Start of Block
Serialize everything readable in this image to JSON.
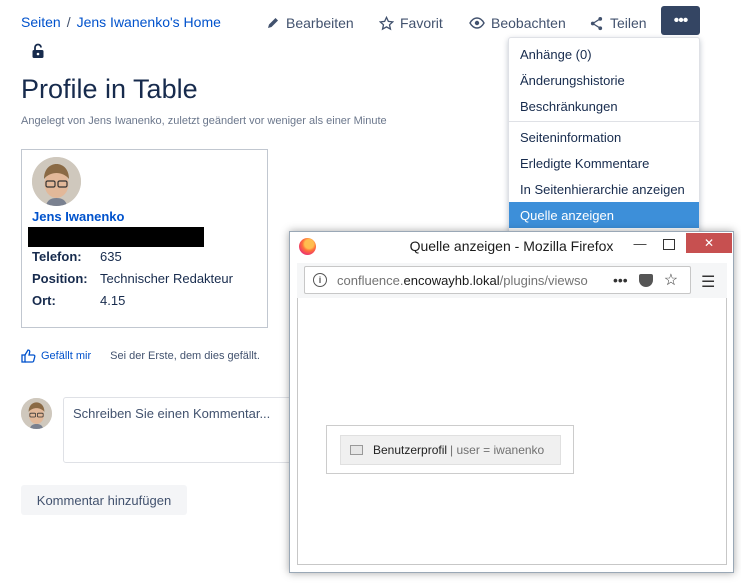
{
  "breadcrumb": {
    "items": [
      "Seiten",
      "Jens Iwanenko's Home"
    ],
    "separator": "/"
  },
  "toolbar": {
    "edit": "Bearbeiten",
    "favorite": "Favorit",
    "watch": "Beobachten",
    "share": "Teilen",
    "more": "•••"
  },
  "page": {
    "title": "Profile in Table",
    "byline": "Angelegt von Jens Iwanenko, zuletzt geändert vor weniger als einer Minute"
  },
  "profile": {
    "name": "Jens Iwanenko",
    "fields": [
      {
        "label": "Telefon:",
        "value": "635"
      },
      {
        "label": "Position:",
        "value": "Technischer Redakteur"
      },
      {
        "label": "Ort:",
        "value": "4.15"
      }
    ]
  },
  "likes": {
    "label": "Gefällt mir",
    "hint": "Sei der Erste, dem dies gefällt."
  },
  "comment": {
    "placeholder": "Schreiben Sie einen Kommentar...",
    "add_button": "Kommentar hinzufügen"
  },
  "dropdown": {
    "group1": [
      "Anhänge (0)",
      "Änderungshistorie",
      "Beschränkungen"
    ],
    "group2": [
      "Seiteninformation",
      "Erledigte Kommentare",
      "In Seitenhierarchie anzeigen",
      "Quelle anzeigen"
    ],
    "active_item": "Quelle anzeigen"
  },
  "firefox": {
    "title": "Quelle anzeigen - Mozilla Firefox",
    "url_prefix": "confluence.",
    "url_host": "encowayhb.lokal",
    "url_path": "/plugins/viewso",
    "macro_name": "Benutzerprofil",
    "macro_params": "| user = iwanenko"
  },
  "colors": {
    "accent": "#0052cc",
    "more_button": "#344563",
    "dropdown_active": "#3d8fd9",
    "close_button": "#c75050"
  }
}
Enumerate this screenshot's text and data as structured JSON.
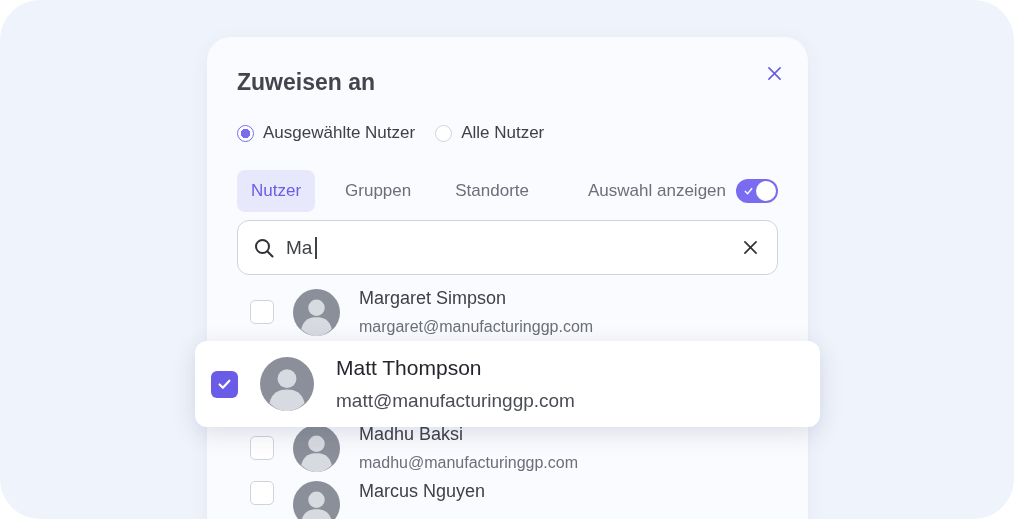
{
  "dialog": {
    "title": "Zuweisen an"
  },
  "scope_options": [
    {
      "label": "Ausgewählte Nutzer",
      "selected": true
    },
    {
      "label": "Alle Nutzer",
      "selected": false
    }
  ],
  "tabs": [
    {
      "label": "Nutzer",
      "selected": true
    },
    {
      "label": "Gruppen",
      "selected": false
    },
    {
      "label": "Standorte",
      "selected": false
    }
  ],
  "show_selection": {
    "label": "Auswahl anzeigen",
    "on": true
  },
  "search": {
    "value": "Ma"
  },
  "users": [
    {
      "name": "Margaret Simpson",
      "email": "margaret@manufacturinggp.com",
      "checked": false
    },
    {
      "name": "Matt Thompson",
      "email": "matt@manufacturinggp.com",
      "checked": true
    },
    {
      "name": "Madhu Baksi",
      "email": "madhu@manufacturinggp.com",
      "checked": false
    },
    {
      "name": "Marcus Nguyen",
      "checked": false
    }
  ]
}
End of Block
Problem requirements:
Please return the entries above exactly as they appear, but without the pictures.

Task result:
Serialize everything readable in this image to JSON.
{
  "breadcrumb": {
    "items": [
      "Seiten",
      "Jens Iwanenko's Home"
    ],
    "separator": "/"
  },
  "toolbar": {
    "edit": "Bearbeiten",
    "favorite": "Favorit",
    "watch": "Beobachten",
    "share": "Teilen",
    "more": "•••"
  },
  "page": {
    "title": "Profile in Table",
    "byline": "Angelegt von Jens Iwanenko, zuletzt geändert vor weniger als einer Minute"
  },
  "profile": {
    "name": "Jens Iwanenko",
    "fields": [
      {
        "label": "Telefon:",
        "value": "635"
      },
      {
        "label": "Position:",
        "value": "Technischer Redakteur"
      },
      {
        "label": "Ort:",
        "value": "4.15"
      }
    ]
  },
  "likes": {
    "label": "Gefällt mir",
    "hint": "Sei der Erste, dem dies gefällt."
  },
  "comment": {
    "placeholder": "Schreiben Sie einen Kommentar...",
    "add_button": "Kommentar hinzufügen"
  },
  "dropdown": {
    "group1": [
      "Anhänge (0)",
      "Änderungshistorie",
      "Beschränkungen"
    ],
    "group2": [
      "Seiteninformation",
      "Erledigte Kommentare",
      "In Seitenhierarchie anzeigen",
      "Quelle anzeigen"
    ],
    "active_item": "Quelle anzeigen"
  },
  "firefox": {
    "title": "Quelle anzeigen - Mozilla Firefox",
    "url_prefix": "confluence.",
    "url_host": "encowayhb.lokal",
    "url_path": "/plugins/viewso",
    "macro_name": "Benutzerprofil",
    "macro_params": "| user = iwanenko"
  },
  "colors": {
    "accent": "#0052cc",
    "more_button": "#344563",
    "dropdown_active": "#3d8fd9",
    "close_button": "#c75050"
  }
}
Enumerate this screenshot's text and data as structured JSON.
{
  "dialog": {
    "title": "Zuweisen an"
  },
  "scope_options": [
    {
      "label": "Ausgewählte Nutzer",
      "selected": true
    },
    {
      "label": "Alle Nutzer",
      "selected": false
    }
  ],
  "tabs": [
    {
      "label": "Nutzer",
      "selected": true
    },
    {
      "label": "Gruppen",
      "selected": false
    },
    {
      "label": "Standorte",
      "selected": false
    }
  ],
  "show_selection": {
    "label": "Auswahl anzeigen",
    "on": true
  },
  "search": {
    "value": "Ma"
  },
  "users": [
    {
      "name": "Margaret Simpson",
      "email": "margaret@manufacturinggp.com",
      "checked": false
    },
    {
      "name": "Matt Thompson",
      "email": "matt@manufacturinggp.com",
      "checked": true
    },
    {
      "name": "Madhu Baksi",
      "email": "madhu@manufacturinggp.com",
      "checked": false
    },
    {
      "name": "Marcus Nguyen",
      "checked": false
    }
  ]
}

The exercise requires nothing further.